|The Town Hall Affair|
The question has been at the heart of three very remarkable productions I've seen over the last few weeks. In The Town Hall Affair, the Wooster Group reproduce the famous 1971 “Dialogue on Women’s Liberation”, chaired by the pugnacious novelist Norman Mailer. Or rather, they reproduce the documentary film called Town Bloody Hall, produced by DA Pennebaker and Chris Hegedus, and released in 1979. In the play, excerpts from this film (and from Mailer's own vanity movie, starring himself as a film director running for President) are played on screen, while the actors synchronise the dialogue, right down to the ers, ums and coughs. The effect is at once very funny and deeply disconcerting. It points up that, just as Mailer, Germaine Greer and Jill Johnston battled for control of the evening through the use (or subversion) of the conventional structures of a panel discussion (and the production redresses the balance by allowing Johnston the last word that Mailer had not admitted); so the filmed record, just by being a mediated record, has itself become the narrative. By reproducing the dialogue of the film, the Wooster Group dispute its absolute authority. As Theodor Adorno argued, in mimesis there is a kind of doubling - a hint that the "reality" of the "real" (or here, of the accepted narrative, which is perhaps the closest we can come to the "real") is not absolute.

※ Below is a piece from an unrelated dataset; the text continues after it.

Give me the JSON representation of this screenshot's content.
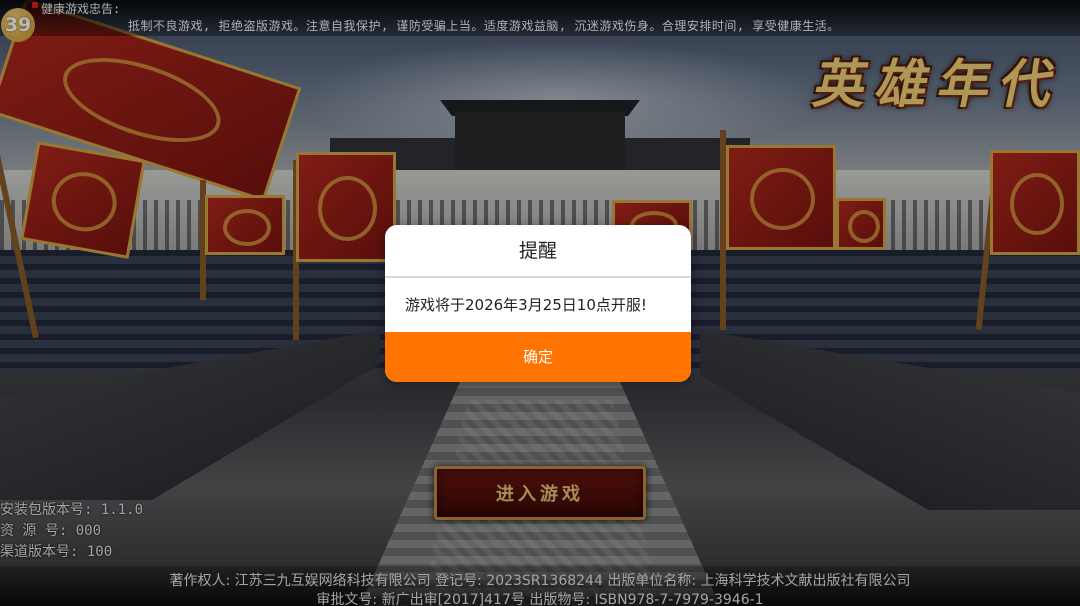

By exposing the performed nature of the "real", they suggest the potential for alternatives - other ways of doing things.
|Lady Eats Apple|